Outage rates for conventional generation set a record in 2022 as gas and coal resources struggled to deliver during periods of extreme weather and high demand, the North American Electric Reliability Corp. said Thursday.
On the whole, the bulk power system remains reliable, according to NERC’s “2023 State of Reliability” report, but it said extreme weather poses the “greatest risk to reliability due to the increase in frequency, footprint, duration and severity.”
Conventional generation like gas, coal and hydro, “challenged by more frequent extreme weather,” was unavailable more frequently than at any time since NERC began gathering generator availability data in 2013, the grid operator said. And cyber security and physical attacks in the second half of the year “reinforce the need for further development and adaptation of reliability standards and guidelines.”
NERC uses a weighted equivalent forced outage rate metric to analyze generator unavailability. Conventional generation last year reached its highest monthly rate of unavailability, at 8.5%. In 2021 the forced outage rate for conventional generators was 8.1% and in 2020 it was 7.1%, NERC said.
“Coal, gas and hydro had quite a high outage rate in November and December,” NERC Performance Analysis Manager Donna Pratt said in a call with reporters to discuss the report.
The top causes of generation outages during extreme weather include failures of fuel, ignition and combustion systems, electrical issues, boiler tube leaks and others, according to the technical assessment accompanying NERC’s report.

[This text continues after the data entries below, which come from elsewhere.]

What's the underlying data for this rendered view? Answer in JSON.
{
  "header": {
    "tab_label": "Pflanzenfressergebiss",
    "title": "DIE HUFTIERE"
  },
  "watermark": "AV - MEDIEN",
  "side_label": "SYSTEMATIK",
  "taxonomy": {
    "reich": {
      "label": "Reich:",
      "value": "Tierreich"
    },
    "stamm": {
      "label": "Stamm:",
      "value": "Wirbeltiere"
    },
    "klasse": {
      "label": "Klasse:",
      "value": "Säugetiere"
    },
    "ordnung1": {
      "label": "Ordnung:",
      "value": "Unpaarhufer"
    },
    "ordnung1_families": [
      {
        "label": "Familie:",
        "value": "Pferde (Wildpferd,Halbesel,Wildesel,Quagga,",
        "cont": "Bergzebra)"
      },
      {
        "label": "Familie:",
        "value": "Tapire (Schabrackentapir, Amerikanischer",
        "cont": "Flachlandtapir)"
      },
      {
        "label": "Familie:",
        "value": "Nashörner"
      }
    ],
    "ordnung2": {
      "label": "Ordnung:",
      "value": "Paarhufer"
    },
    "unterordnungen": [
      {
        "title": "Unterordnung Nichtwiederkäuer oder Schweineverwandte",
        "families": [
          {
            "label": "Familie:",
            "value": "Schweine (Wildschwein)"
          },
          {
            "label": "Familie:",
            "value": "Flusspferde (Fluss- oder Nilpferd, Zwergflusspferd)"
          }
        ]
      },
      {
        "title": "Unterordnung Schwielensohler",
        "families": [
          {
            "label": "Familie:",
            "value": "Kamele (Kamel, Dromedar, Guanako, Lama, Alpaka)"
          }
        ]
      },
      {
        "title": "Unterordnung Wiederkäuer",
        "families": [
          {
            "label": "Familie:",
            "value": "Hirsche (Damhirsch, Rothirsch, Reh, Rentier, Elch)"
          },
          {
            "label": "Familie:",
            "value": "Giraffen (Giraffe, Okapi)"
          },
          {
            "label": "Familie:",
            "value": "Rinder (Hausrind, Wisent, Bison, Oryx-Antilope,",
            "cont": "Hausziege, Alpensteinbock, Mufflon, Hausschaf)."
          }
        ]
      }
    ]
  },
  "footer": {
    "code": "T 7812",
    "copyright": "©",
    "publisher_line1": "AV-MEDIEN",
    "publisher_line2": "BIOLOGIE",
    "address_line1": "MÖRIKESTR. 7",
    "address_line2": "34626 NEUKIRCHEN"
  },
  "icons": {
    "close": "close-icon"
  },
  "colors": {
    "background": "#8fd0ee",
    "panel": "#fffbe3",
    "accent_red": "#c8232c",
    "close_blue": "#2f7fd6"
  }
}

“When we analyzed this by fuel type, we also observed increasing outage rates for coal over the five-year period, which correlates to higher numbers of startups and maintenance outages,” Pratt said. “And the unavailability of gas-fired generation recently has been consistently higher during the winter months.”
Those are “two primary factors” behind conventional generation surpassing transmission as the largest contributor to major load loss events, Pratt said. Transmission system reliability has now improved for five consecutive years, according to the report.
“There are no apparent trends in the unavailability of the other forms of generation,” NERC noted in its report. But the variability of inverter-based resources “also places increased operational demands on the now smaller fleet of conventional generation,” it said.
That’s not to say wind and solar are perfect. NERC has tracked a series of disruptions to inverter-based resources that trip offline or reduce output in response to grid disturbances.
“To continue benefiting from the rapid expansion of inverter-based resources, their dynamic performance during system events must improve,” the report notes.